It comes after Sir Keir, in a move viewed as a pitch to woo Conservative voters, used an article in The Sunday Telegraph to praise the pro-privatisation former Tory prime minister Margaret Thatcher for having "set loose our natural entrepreneurialism".
He named her alongside former Labour prime ministers Tony Blair and Clement Attlee as those leaders in modern British politics who sought to deliver "meaningful change" by acting "in service of the British people, rather than dictating to them".
Speaking to Nick Ferrari at Breakfast on LBC, Mr McFadden said: "I remember when Gordon Brown was prime minister, he invited Mrs Thatcher to tea at Number 10 and he described her as a conviction politician who saw the need for change, and we had some of the same fuss at that time.
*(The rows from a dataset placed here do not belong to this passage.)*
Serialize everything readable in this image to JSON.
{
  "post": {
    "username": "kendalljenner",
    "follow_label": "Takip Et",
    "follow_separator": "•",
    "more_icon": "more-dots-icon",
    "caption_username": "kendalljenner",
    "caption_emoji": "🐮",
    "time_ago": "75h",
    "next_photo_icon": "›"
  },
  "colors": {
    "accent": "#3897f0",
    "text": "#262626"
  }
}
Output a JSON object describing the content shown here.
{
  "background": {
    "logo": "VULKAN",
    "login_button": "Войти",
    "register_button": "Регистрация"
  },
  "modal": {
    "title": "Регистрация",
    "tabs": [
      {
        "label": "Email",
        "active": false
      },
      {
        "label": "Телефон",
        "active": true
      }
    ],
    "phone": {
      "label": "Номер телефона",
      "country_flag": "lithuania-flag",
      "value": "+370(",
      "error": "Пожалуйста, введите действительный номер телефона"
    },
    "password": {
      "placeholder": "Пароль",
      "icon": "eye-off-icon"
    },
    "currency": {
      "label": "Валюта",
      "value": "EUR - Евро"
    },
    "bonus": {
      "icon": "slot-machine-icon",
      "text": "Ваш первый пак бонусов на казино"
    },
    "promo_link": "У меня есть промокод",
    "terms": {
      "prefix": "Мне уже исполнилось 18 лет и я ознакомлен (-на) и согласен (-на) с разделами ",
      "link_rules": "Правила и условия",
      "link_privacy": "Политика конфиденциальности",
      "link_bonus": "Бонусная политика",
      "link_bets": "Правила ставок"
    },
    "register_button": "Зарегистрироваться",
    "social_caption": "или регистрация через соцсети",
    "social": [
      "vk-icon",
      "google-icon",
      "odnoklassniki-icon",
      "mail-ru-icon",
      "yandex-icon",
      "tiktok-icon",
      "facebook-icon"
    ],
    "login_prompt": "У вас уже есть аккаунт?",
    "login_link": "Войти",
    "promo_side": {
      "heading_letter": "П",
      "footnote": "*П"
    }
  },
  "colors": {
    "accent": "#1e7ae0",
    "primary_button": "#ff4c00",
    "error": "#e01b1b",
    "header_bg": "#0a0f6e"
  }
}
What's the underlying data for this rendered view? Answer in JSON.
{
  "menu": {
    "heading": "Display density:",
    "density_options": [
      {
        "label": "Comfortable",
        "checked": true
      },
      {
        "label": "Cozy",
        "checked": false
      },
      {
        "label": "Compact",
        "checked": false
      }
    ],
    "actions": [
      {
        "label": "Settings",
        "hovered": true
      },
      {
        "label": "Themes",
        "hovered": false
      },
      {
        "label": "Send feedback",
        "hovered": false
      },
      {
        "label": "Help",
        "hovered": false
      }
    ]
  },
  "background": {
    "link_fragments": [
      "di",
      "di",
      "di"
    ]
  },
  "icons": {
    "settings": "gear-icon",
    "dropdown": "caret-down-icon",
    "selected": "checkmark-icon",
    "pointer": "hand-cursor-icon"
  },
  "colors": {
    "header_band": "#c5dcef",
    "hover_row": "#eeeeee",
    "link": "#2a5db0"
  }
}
"There's a long history to these things, and what Keir was doing in the speech yesterday was making the same point - that there are conviction prime ministers who changed the country and he wants to be one of those, not a prime minister who drifts along and is buffeted by events.
"I agree that she was a conviction politician, but it's not an endorsement of her policy, and the truth is Gordon Brown praised her, Tony Blair said she was a towering figure, now Keir's said what he said. Every time a Labour leader acknowledges this, there's a bit of fuss about it."
Discussing Labour's chances at the next general election, Mr McFadden acknowledged "there is no path to victory that doesn't include appealing to people who've been voting Conservative in recent years".